→ What the task asks
When a line below contains the word "content", it counts toward the total; give that total and nothing besides.

▬▬▬

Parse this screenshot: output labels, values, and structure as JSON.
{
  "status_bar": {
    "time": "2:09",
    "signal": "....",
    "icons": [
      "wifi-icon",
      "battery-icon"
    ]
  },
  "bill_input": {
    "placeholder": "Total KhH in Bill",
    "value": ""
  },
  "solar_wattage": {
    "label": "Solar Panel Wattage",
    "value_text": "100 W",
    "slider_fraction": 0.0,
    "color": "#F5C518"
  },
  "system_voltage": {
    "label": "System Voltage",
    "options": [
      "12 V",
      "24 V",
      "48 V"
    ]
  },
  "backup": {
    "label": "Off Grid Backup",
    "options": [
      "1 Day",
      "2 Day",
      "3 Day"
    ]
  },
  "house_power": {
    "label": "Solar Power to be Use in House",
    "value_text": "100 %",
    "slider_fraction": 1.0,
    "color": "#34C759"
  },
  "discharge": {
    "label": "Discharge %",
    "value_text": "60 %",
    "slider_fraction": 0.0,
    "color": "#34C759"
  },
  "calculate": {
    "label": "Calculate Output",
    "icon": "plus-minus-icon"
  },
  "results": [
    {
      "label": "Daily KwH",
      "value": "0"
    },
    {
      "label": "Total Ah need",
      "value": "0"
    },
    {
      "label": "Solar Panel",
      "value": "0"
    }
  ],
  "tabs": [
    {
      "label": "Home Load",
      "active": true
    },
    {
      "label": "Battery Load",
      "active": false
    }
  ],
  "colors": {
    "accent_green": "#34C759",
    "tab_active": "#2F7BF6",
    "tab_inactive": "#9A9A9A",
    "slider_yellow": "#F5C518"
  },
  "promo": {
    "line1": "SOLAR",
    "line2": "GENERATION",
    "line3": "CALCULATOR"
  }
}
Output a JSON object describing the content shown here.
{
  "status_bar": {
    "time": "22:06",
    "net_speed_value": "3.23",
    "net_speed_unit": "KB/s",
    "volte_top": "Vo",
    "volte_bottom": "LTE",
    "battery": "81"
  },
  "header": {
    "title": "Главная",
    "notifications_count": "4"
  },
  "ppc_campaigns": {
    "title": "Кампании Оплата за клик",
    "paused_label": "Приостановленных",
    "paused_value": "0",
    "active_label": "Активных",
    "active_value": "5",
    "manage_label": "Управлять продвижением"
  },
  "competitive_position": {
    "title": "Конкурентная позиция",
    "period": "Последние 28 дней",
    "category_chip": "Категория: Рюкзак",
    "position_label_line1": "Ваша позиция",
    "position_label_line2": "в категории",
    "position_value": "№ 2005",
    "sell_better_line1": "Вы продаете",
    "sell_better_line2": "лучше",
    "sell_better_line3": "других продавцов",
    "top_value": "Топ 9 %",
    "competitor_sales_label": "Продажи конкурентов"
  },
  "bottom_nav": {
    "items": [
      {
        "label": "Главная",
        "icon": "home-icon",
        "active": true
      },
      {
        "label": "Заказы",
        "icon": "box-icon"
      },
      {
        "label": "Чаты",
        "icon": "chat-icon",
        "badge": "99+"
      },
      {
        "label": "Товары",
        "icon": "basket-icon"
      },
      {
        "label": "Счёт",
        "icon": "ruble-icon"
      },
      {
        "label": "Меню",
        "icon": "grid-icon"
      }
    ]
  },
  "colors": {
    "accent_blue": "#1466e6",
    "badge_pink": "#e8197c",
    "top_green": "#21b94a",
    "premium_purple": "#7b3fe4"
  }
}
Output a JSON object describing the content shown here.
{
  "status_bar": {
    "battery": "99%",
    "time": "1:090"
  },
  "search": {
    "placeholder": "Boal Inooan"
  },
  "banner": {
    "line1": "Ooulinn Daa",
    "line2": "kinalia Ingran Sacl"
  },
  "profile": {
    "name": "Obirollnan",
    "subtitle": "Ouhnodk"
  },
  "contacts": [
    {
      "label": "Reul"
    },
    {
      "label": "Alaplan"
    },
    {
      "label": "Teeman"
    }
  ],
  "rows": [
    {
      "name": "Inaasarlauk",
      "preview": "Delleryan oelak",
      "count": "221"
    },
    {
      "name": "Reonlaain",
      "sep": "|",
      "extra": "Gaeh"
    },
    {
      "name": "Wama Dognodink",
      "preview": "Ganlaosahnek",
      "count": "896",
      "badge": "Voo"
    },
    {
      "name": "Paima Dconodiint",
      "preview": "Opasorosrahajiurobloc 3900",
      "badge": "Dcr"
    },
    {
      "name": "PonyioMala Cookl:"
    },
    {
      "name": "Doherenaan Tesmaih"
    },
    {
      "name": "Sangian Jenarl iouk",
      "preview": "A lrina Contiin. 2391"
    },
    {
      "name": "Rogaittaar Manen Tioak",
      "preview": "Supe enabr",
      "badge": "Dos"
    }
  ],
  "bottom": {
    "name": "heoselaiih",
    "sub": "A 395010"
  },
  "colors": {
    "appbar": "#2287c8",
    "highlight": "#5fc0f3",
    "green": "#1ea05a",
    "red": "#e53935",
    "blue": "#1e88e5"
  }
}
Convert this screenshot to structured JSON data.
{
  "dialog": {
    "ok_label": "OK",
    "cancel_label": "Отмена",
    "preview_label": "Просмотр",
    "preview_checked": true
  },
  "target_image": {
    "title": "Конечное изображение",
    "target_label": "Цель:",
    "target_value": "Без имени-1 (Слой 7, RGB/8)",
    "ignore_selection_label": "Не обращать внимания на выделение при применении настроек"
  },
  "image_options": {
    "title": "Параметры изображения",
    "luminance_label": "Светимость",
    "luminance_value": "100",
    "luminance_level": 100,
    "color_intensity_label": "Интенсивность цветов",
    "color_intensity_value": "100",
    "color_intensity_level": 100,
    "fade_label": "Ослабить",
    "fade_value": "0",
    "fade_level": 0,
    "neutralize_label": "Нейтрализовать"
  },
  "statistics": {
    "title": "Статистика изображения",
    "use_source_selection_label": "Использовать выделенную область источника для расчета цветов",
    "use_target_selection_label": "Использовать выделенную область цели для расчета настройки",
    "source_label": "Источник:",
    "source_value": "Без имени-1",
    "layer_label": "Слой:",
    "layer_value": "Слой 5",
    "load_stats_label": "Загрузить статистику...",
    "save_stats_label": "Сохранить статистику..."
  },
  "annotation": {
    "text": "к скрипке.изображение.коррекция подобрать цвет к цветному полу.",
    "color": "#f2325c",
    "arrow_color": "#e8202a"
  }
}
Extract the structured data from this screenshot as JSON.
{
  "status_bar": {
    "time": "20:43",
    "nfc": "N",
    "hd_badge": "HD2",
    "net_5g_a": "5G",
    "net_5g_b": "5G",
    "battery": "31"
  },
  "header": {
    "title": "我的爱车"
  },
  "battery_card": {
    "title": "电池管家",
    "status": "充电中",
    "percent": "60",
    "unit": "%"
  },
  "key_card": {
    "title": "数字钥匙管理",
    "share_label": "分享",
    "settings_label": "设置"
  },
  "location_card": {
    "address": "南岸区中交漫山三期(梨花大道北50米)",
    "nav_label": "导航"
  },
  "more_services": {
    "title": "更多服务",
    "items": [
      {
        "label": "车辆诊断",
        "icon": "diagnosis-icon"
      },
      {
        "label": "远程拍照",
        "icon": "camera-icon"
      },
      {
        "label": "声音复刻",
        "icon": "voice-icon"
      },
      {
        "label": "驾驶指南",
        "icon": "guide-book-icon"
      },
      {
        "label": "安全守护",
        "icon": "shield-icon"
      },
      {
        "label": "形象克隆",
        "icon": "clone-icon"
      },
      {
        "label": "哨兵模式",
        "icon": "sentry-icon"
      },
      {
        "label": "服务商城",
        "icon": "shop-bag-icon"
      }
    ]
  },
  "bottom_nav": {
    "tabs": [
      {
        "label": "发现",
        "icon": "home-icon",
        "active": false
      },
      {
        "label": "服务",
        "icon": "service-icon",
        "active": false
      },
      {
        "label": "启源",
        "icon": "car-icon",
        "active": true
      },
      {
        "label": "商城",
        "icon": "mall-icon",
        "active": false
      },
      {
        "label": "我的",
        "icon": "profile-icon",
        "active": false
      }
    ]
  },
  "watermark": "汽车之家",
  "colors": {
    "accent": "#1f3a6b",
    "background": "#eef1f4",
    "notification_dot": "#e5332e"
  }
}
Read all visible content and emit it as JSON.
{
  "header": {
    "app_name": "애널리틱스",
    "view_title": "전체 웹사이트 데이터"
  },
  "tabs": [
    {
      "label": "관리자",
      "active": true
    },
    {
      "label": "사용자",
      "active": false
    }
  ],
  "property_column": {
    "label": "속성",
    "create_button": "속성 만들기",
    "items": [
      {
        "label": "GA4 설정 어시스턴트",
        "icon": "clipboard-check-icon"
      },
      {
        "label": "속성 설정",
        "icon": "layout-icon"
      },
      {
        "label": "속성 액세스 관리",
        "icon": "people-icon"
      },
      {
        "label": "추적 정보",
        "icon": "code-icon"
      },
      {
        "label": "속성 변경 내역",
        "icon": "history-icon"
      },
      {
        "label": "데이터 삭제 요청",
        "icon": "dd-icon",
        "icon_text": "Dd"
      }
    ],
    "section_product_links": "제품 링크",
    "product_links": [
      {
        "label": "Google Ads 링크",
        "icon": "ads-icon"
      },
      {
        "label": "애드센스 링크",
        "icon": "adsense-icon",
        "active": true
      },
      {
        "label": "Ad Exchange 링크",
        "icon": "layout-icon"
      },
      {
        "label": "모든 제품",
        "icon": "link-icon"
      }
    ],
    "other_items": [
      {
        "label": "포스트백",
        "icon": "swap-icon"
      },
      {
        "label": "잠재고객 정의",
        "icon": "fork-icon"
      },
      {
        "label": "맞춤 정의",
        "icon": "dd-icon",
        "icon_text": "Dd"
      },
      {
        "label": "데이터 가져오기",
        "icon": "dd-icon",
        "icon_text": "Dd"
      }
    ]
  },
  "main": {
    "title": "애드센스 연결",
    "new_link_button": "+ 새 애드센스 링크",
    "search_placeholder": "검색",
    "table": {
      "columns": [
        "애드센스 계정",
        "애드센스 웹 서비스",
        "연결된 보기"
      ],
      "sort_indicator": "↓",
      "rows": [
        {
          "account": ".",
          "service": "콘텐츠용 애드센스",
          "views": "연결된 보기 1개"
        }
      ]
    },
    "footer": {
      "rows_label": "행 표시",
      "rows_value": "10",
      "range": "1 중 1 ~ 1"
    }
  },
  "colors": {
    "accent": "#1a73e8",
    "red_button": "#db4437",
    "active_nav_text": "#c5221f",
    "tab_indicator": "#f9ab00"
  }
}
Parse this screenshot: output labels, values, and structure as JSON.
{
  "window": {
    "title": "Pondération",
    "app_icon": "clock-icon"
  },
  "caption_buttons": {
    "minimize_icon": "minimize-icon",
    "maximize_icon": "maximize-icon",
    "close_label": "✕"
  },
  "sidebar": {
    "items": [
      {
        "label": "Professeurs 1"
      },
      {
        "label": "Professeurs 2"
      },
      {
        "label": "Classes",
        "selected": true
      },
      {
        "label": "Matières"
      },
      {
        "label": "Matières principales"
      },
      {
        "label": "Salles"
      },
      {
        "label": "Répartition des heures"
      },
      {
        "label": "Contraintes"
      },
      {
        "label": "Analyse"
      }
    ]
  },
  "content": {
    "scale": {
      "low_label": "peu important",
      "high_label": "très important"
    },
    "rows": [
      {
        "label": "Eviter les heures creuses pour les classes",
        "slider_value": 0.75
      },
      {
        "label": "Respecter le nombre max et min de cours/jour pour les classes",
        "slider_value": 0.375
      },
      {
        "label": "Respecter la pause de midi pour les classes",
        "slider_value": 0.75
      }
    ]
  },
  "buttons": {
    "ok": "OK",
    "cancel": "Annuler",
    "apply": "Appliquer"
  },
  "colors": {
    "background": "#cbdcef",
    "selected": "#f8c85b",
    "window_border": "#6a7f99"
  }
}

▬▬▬

→ Expected output
4